Another new sparrow for me was the Field Sparrow!  It surprisingly reminded me a lot of the Snow Bunting I watched being banded last fall.  As most sparrows I knew were darker and drabber looking, but these ones, certainly look gorgeous up close!

 The first warbler to hit the banding station this spring was a Pine Warbler!  I have seen a few of these before, but it was always in the fall.  Seeing one in spring for the first time was so amazing!  We banded about 2 or 3 in total and up They are beautiful!  My favourite moment with this bird was one day when a few of us were waiting for another net check to come along.  Marc-Andre, a volunteer from Quebec, noticed the bird really close to the station and as we watched it, it flew to one of the rain barrels and started taking a drink. I had a hilarious acting session through a window to Dayna (LPBO Coordinator) who was inside the building to look out at it, and when she finally did the excitement on her face was classic!  I can't wait for more warblers to start moving on through!

Another day I was doing a net check with Joe, an Australian visitor who is volunteering with the station for the spring and fall migration. We came around a corner and spotted a bundle of Juncos in a net and then both of us stood shocked to see, in the middle of them, a Sharp-shinned Hawk!  Joe started running like mad to get it out of the net and was like so happy to have his first Canadian raptor in his hand!  These little guys always make the funniest faces.

Along with us at the station there are also a variety of researchers, Kristin and Jordi were two of them!  I was lucky enough one morning (at like 5am!) to see them releasing the first bat they caught of the season!  Kristin is studying silver-haired bats (one of my favourite bat species), and let me take a close up of one!  Previously to this I'd only ever seen dead bats (through windfarm surveys I did) so it was nice to finally experience a live one.  Personally, I think silver-haired ones have the sweetest personalities of the bat family!

Along with bats and birds, I saw my very first herp of the season!  It turned out to be a melanistic gartersnake!  There aren't too many populations of these around, but Long Point is definitely a hot spot for them!

And then....It snowed again!!!

With the cold brought in another lack of birds through the area.
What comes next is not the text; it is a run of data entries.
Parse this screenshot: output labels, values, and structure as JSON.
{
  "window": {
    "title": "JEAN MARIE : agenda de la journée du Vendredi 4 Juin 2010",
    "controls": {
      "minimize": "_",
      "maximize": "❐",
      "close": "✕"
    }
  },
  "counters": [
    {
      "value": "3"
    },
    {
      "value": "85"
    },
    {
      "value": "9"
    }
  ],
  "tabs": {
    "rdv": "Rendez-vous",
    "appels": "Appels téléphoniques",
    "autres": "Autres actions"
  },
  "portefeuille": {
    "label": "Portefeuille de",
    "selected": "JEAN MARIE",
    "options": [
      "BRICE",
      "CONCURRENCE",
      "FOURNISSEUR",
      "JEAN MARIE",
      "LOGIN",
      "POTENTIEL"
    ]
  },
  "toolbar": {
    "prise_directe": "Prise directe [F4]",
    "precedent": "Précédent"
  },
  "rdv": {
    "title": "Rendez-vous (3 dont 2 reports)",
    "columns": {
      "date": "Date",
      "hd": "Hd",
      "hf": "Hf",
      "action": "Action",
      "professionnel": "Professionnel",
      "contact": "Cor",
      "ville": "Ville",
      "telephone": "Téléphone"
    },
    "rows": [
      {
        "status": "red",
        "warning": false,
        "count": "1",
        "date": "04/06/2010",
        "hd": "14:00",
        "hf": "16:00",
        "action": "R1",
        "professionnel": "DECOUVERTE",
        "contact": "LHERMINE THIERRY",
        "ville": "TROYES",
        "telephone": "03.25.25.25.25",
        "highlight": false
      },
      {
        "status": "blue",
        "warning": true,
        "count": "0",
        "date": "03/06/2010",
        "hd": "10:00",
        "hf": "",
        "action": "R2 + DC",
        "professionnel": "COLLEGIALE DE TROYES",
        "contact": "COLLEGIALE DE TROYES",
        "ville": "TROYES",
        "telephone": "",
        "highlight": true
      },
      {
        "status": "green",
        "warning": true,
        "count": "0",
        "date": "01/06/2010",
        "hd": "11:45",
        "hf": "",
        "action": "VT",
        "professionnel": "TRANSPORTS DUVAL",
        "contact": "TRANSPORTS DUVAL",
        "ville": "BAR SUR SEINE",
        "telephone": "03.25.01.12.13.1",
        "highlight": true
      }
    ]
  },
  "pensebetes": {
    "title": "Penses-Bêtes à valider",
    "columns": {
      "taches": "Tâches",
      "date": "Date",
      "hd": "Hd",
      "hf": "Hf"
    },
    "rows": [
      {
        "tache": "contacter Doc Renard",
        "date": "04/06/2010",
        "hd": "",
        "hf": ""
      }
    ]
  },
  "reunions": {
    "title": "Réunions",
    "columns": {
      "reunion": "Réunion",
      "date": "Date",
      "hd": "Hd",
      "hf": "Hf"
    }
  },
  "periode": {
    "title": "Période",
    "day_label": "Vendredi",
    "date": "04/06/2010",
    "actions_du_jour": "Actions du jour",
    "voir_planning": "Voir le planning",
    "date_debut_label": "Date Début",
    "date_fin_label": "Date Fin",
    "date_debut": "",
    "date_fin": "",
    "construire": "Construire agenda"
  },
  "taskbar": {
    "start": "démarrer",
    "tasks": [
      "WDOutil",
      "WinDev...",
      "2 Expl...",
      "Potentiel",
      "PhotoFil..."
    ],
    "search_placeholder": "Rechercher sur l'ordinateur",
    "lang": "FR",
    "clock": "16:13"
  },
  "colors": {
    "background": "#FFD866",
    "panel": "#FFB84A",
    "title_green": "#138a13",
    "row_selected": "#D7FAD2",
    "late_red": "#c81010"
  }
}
Tree swallows stopped flying, as did the bats.  I felt bad for them all, coming this way to only be hit by yet another cold snap.  We did, however, still get some birds through our ground and jay traps that were really exciting to me!  The first one is the Eastern Towee.  If you've ever heard people telling you about "what birds say" when they sing, then you know it's incredibly difficult sometimes to get that out of your head.  I found this especially true of the Towee. Even now when I'm home I sometimes find myself walking around singing "Drink your teaaaaa!"

A second exciting bird we caught during the snow-blast was a Northern Flicker.  BUT!  This wasn't just any was an Integrate! I always knew flickers as being called "Northern Flicker", which they are, but you can also get much more specific.  In eastern Canada they are the subspecies Yellow-shafted Flicker (because the shaft of the feather is yellow!) where as in western Canada they are Red-shafted (you guessed it...because their feather shaft is red).  There are also some other differences between the two.  This one we caught (as seen below) has mostly yellow feathers, but a few of the primaries have an orange tint.  This means that somewhere down the gene pool, a yellow and red-shafted mated, creating a hybrid!

 Walking around the property there were many other birds that could be heard such as red-breasted nuthatch, Canada Geese, Kingfishers, Tree Swallows, American Bitterns, Woodcocks, and more!!  Long Point really is such a magical place!

Red-breasted Nuthatch

Now...there are just a few more photos that I will be going through and posting in a Part 3 section.  Then I've gotten all the Long Point outta me....for now.

Old Cut Lighthouse